Tucked away in an oft-forgotten corner of Brighton Beach and Sheepshead Bay are the weathered remains of Brooklyn’s once prosperous summertime bungalow communities. Built in clusters near the coast, these low-lying colonies have fared poorly as both the seas and new development rise around them, casting shadows and bringing floodwater. Nathan Kensinger recently photographed the surviving Bungalows for Curbed.
Originally intended exclusively for warm-weather use, Brighton Beach’s surviving bungalows were built in the 1920s on the grounds of the former Brighton Beach Racetrack, Kensinger reported.

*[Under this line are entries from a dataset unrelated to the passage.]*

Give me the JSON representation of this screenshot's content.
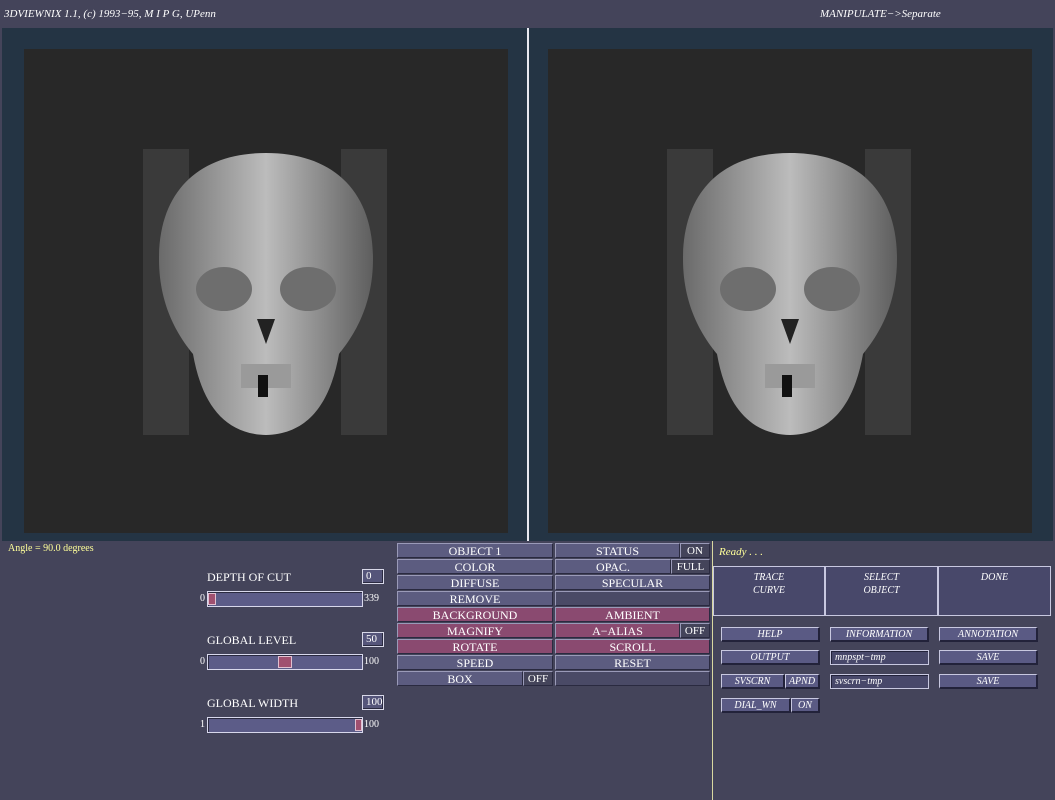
{
  "header": {
    "app_title": "3DVIEWNIX 1.1, (c) 1993−95, M I P G, UPenn",
    "mode_path": "MANIPULATE−>Separate"
  },
  "colors": {
    "background": "#44445a",
    "viewport_frame": "#243444",
    "canvas": "#282828",
    "button": "#5c5c80",
    "button_highlight": "#8a4a70",
    "status_text": "#ffff9a"
  },
  "panel": {
    "angle_text": "Angle = 90.0 degrees",
    "depth_of_cut": {
      "label": "DEPTH OF CUT",
      "value": "0",
      "min": "0",
      "max": "339",
      "fraction": 0.0
    },
    "global_level": {
      "label": "GLOBAL LEVEL",
      "value": "50",
      "min": "0",
      "max": "100",
      "fraction": 0.5
    },
    "global_width": {
      "label": "GLOBAL WIDTH",
      "value": "100",
      "min": "1",
      "max": "100",
      "fraction": 1.0
    }
  },
  "menu": {
    "object": "OBJECT 1",
    "status": "STATUS",
    "status_value": "ON",
    "color": "COLOR",
    "opac": "OPAC.",
    "opac_value": "FULL",
    "diffuse": "DIFFUSE",
    "specular": "SPECULAR",
    "remove": "REMOVE",
    "background": "BACKGROUND",
    "ambient": "AMBIENT",
    "magnify": "MAGNIFY",
    "a_alias": "A−ALIAS",
    "a_alias_value": "OFF",
    "rotate": "ROTATE",
    "scroll": "SCROLL",
    "speed": "SPEED",
    "reset": "RESET",
    "box": "BOX",
    "box_value": "OFF"
  },
  "right_panel": {
    "status": "Ready . . .",
    "trace_curve": [
      "TRACE",
      "CURVE"
    ],
    "select_object": [
      "SELECT",
      "OBJECT"
    ],
    "done": "DONE",
    "help": "HELP",
    "information": "INFORMATION",
    "annotation": "ANNOTATION",
    "output": "OUTPUT",
    "output_file": "mnpspt−tmp",
    "save1": "SAVE",
    "svscrn": "SVSCRN",
    "apnd": "APND",
    "svscrn_file": "svscrn−tmp",
    "save2": "SAVE",
    "dial_wn": "DIAL_WN",
    "dial_wn_value": "ON"
  },
  "icons": {
    "left_view": "skull-render-icon",
    "right_view": "skull-render-icon"
  }
}
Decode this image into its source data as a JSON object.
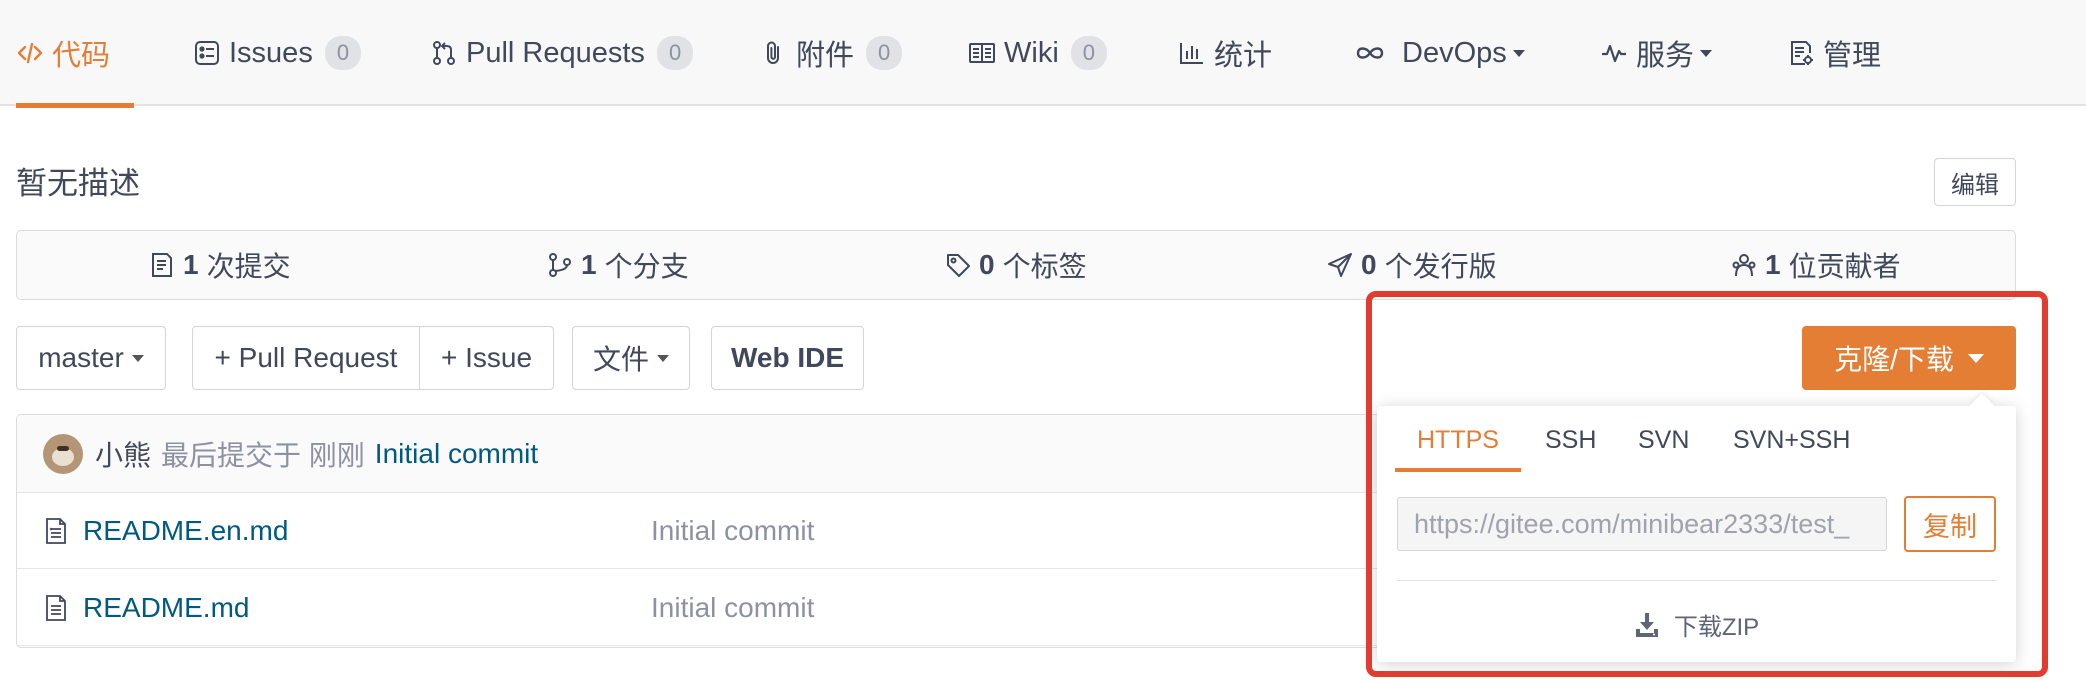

The quaint, antiquated homes began falling on hard times beginning in the 90s, as neighborhood crime rates rose and squatters, drug dealers, and prostitutes took to utilizing the frequently abandoned abodes.
As well, many of the bungalows never recovered from damage wrought by Hurricane Sandy, and now sit open to the elements, or boarded up awaiting sale or otherwise.
While watching any old time New York community disappear feels abrasive, it is hard to defend such a vulnerable, dated housing set, originally built only for temporary use. “If a bunch of rundown temporary summer bungalows can’t be replaced with much-needed modern housing, then I don’t know what to say,” said one commenter in response to Kensinger’s article. “One could hardly find a more ideal housing typology for redevelopment.”
However much longer the bungalows last, it is certainly a good thing Kensinger has photographed them now, to document this period, or end, of their existence.
Photos by Nathan Kensinger
A Sheepshead Bay bungalow going for $205,000, Kensinger reported.